The events that followed were hardly miraculous. Colonel Sweater walked an obstacle course, bleated on command, baa-ed in response to audience participation, and performed astounding tricks of balance and precision. Stan held his peace and waited. Mr. Potts’ advertisement promised a finale of “heart-stopping amazement.” Perhaps that was where the miracle lay.
The stage went dark.
“Ladies and Gentlemen,” Mr. Potts voice boomed out of the microphone. “If you are faint of heart, pregnant, or above the age of seventy-five, I urge you to leave now. The next feat is so terrifying, death-defying, and fear inspiring that you may not live to see its end.”
A spotlight ignited. It swirled around the stage before settling on a platform fifty feet above the stage floor. A second platform carrying Colonel Sweater, wearing goggles, an army helmet and a cape, rose to meet the first. A large hoop stood between the platforms.
“This is what you’ve all been waiting for,” boomed Mr. Potts voice. The hoop burst into flame. Colonel Sweater backed up to the edge of the platform and stamped his feet in readiness. He looked out at the crowd one last time as if to say goodbye, then turned and galloped toward the hoop. About five feet from the hoop one of his legs got caught in the flap of his cape. He sprawled headlong into the ring of fire. His oily, dirty wool lit like a match and soon his whole body, costume and all, blazed. Stan cried out and leapt from his seat. Colonel Sweater bleated in terror and scurried around helplessly on the platform.
The only thing worse than shouting “Fire” in a crowded theater, is seeing a miraculous sheep light up like a torch in a crowded theater. The crowd panicked and headed for the door, trampling anyone who got in their way. Stan raced on stage. He shouted for Mr. Potts to lower the platform.

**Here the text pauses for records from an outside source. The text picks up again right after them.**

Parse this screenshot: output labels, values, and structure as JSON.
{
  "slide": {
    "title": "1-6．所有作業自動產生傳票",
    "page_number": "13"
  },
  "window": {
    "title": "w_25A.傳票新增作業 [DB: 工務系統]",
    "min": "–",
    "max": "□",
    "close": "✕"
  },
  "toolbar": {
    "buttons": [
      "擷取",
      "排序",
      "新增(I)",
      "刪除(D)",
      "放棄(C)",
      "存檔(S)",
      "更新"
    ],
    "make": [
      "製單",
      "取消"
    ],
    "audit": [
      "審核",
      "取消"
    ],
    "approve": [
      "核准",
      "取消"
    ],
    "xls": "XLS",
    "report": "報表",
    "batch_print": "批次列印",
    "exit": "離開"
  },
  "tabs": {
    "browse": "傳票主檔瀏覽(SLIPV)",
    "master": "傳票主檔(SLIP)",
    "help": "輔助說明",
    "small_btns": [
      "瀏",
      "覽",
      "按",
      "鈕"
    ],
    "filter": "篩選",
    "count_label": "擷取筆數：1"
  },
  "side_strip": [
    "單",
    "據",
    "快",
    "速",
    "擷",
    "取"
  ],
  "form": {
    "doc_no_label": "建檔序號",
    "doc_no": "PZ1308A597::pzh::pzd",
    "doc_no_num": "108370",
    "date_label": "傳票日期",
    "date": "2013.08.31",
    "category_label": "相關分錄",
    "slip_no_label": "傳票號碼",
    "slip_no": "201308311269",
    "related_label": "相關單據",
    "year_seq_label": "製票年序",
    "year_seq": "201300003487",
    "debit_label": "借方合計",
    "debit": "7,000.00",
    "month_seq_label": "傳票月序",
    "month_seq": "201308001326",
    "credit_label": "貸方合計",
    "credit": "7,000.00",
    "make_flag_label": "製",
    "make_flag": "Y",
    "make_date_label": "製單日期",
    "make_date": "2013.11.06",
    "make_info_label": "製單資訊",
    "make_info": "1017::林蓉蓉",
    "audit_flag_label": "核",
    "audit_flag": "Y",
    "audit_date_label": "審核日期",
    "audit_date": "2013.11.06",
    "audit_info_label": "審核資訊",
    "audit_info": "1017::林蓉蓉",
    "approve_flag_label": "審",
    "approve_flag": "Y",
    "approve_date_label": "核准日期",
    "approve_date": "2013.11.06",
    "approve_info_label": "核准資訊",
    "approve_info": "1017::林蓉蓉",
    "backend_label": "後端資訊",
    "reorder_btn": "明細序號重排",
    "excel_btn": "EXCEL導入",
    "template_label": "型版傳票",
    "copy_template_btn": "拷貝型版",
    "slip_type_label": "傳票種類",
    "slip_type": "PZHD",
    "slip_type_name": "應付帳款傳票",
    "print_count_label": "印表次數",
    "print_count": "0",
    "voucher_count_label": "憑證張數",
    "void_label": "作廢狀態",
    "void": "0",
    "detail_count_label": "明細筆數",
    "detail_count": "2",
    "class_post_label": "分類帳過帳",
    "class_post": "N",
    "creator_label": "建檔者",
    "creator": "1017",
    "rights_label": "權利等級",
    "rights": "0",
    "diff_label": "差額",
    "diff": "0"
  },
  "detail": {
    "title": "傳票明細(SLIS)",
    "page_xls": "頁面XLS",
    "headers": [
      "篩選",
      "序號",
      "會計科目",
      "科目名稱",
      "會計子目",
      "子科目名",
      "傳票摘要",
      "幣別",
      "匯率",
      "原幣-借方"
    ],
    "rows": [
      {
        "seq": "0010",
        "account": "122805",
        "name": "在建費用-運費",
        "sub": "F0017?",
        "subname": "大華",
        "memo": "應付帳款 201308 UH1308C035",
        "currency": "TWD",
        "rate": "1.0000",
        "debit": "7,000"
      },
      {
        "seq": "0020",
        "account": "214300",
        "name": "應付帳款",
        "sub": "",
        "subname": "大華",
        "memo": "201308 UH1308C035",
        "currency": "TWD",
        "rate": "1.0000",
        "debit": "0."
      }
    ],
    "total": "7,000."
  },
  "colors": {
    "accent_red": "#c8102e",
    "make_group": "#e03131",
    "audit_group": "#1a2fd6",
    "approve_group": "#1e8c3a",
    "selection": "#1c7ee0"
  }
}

Without waiting for a reply Stan climbed the rigging to get to his bleating friend. By the time he reached the top, Colonel Sweater’s frenzy had knocked down the burning hoop and both platforms burned. Colonel Sweater lay in the center of one platform, shivering with fear. Miraculously the fire had not hurt him, for though his fleece and costume had both burned off, his skin was ruddy and unblemished.
Stan knelt beside him and wept as the fire leapt to the curtain, the main stage, and the rest of the theater. Stan picked Colonel Sweater up to leave, but as he did the fire burned through the last of the supports. The platform pitched to one side and threw Stan and the Colonel headlong into the seats. The rigging and the remains of the curtain fell to the stage floor with a crash and an explosion of flame.
Colonel Sweater bleated, but Stan did not, could not, rise to comfort him. All around them the fire burned.
In the morning little remained of the old theater but dust and ash. They found Stan’s body amongst the rubble with Colonel Sweater still bleating over him. Beyond a lack of wool, Colonel Sweater remained untouched by the fire. The newspapers called it a miracle. The courts held Mr. Potts held liable for the blaze but he skipped town with the box office receipts and was never brought to justice.
The revered performed a mighty sermon at Stan’s funeral, but Miss Julop, one of the four people who attended, thought it did Stan little justice.
Miss Julop bought the Wilkerson place and the sheep at auction. Knowing Stan’s love for those four sheep, she kept them and cared for them. They never rose to the heights their names promised, but she learned to love those four sheep almost as much as Stan did. Shortly after she bought the sheep she asked the reverend to stop his weekly visits. From that time on she began to believe in miracles again.
Colonel Sweater lived on for many years without another hint at the miraculous. He sired many a fluffy puff ball, but till the day of his death, he remained completely and utterly bald.